Cancer Survival

Cancer survival rates give an indication of successful service provision, and variations could indicate practice that may need to be investigated further.

One year cancer survival is defined as the proportion of individuals that survive for a year after diagnosis, in this case for individuals diagnosed in 2014. One year cancer survival is 68% for NHS Blackpool CCG patients. This is not significantly different to the England average of 70%. One year cancer survival, for NHS Blackpool CCG patients, has improved significantly and in line with the improvement seen nationally, rising from 59% in 2002.

The report Cancer and equality: key metrics 2015 (Public Health England, 2015) states that, in England:

    • Relative survival by age highlights the poorer relative survival rates for older cancer patients. For the four main cancers, those aged over 75 have significantly poorer survival rates than younger age groups.
    • Survival is higher for females than males with lung cancer and melanoma. Male colorectal cancer patients have better survival rates than females.
    • Residents of more deprived areas have worse survival for colorectal, lung and ovarian cancer.

Summary of cancer incidence, mortality and survival in Blackpool

Figure 4 shows the most common types of cancer and summarises incidence, mortality and survival rates using directly standardised rates per 100,000 resident population.

Figure 4 - Summary of cancer incidence, mortality and survival in Blackpool

 

Cancer and equality

The report Cancer and equality: key metrics 2015 (Public Health England, 2015) explores where there are differences between groups in aspects of cancer patients' diagnosis, care and outcomes. The report states that, in England:

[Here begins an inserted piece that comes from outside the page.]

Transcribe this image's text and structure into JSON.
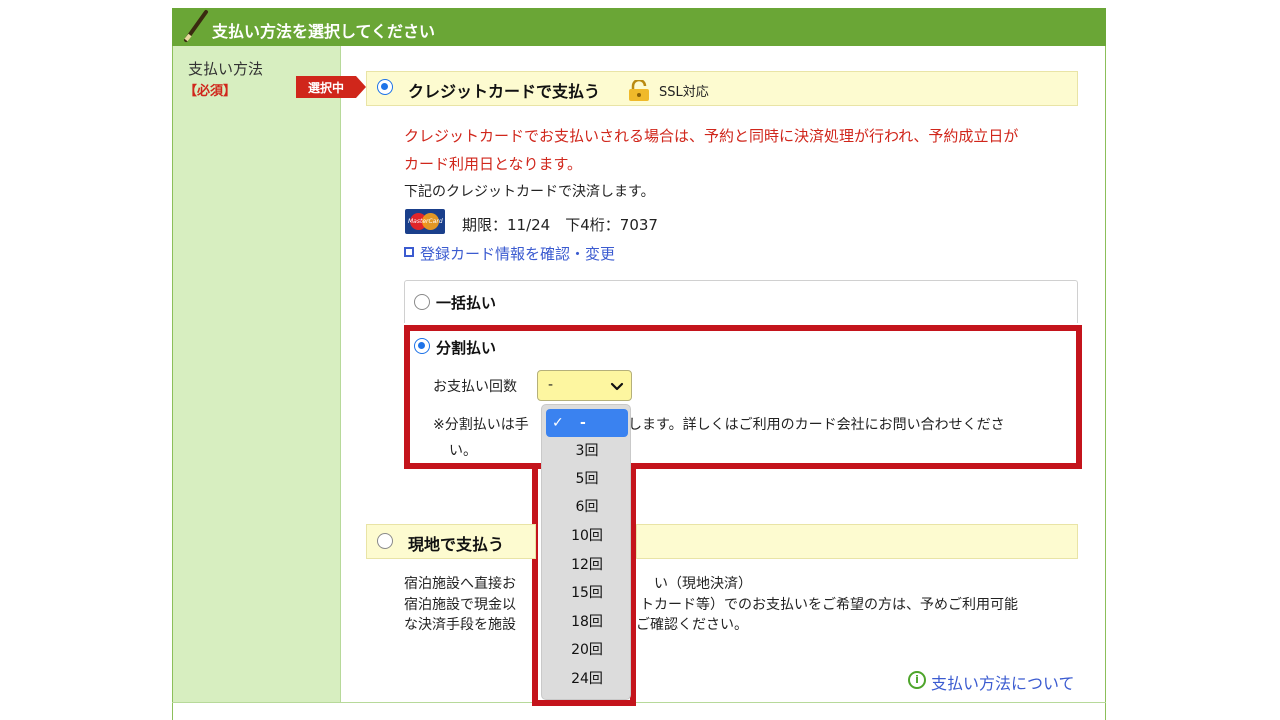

    • Inequalities in cancer incidence in relation to socio-economic deprivation are one of the major concerns.
    • Cancer mortality in the most deprived populations are 50% higher than in the least deprived.
    • Emergency presentations, a marker of late diagnosis and worse prognosis, increases with age and has a clear socioeconomic gradient that worsens with deprivation.
    • Patient surveys consistently identify a need for easier to understand information for patients across all age groups, and especially amongst younger cancer patients.
    • Patient reported outcomes measures show socioeconomic gradient with poorer outcomes reported by more disadvantaged groups.
    • For screening coverage, low rate of uptake of cervical screening amongst young women and the lower rates of uptake of colorectal screening in men are highlighted.

National and local strategies (current best practices)

Risk Factors

Cancer Research UK have recently published work on the number of cancer cases in the UK that could be prevented by known lifestyle and environmental factors.2 The list below is taken from this work and lists these factors in order or relative magnitude:

    • Tobacco - smoking any form of tobacco, or exposure to environmental tobacco smoke
    • Overweight - having a BMI of 25 kg/m2 or over
    • Low fruit and veg diet - getting fewer than five portions a day
    • Alcohol - drinking of any type of alcohol
    • Occupation - being exposed to cancer causing chemical or conditions at work
    • Sunlight & sunbeds - getting more UV than was typical for people born in 1903
    • Infections - exposure to cancer causing infections like HPV and hepatitis B or C
    • Red meat - eating any red or processed meat
    • Radiation - being exposed to any ionising radiation, including background levels such as those released from the earth
    • Low fibre diet - having less than 23 grams of fibre a day
    • Inactivity - being moderately active for less than 150 minutes a week
    • Not breastfeeding - breastfeeding each child for less than 6 months
    • Salt - having at least 6 grams a day
    • HRT - taking any type of hormone replacement therapy

Lifestyle factors associated with poorer health tend to reflect levels of relative disadvantage within the population.


[1] http://www.cancerresearchuk.org/about-us/cancer-news/press-release/2011-08-15-people-fear-cancer-more-than-other-

[2] http://www.cancerresearchuk.org/health-professional/cancer-statistics/risk/preventable-cancers#heading-Zero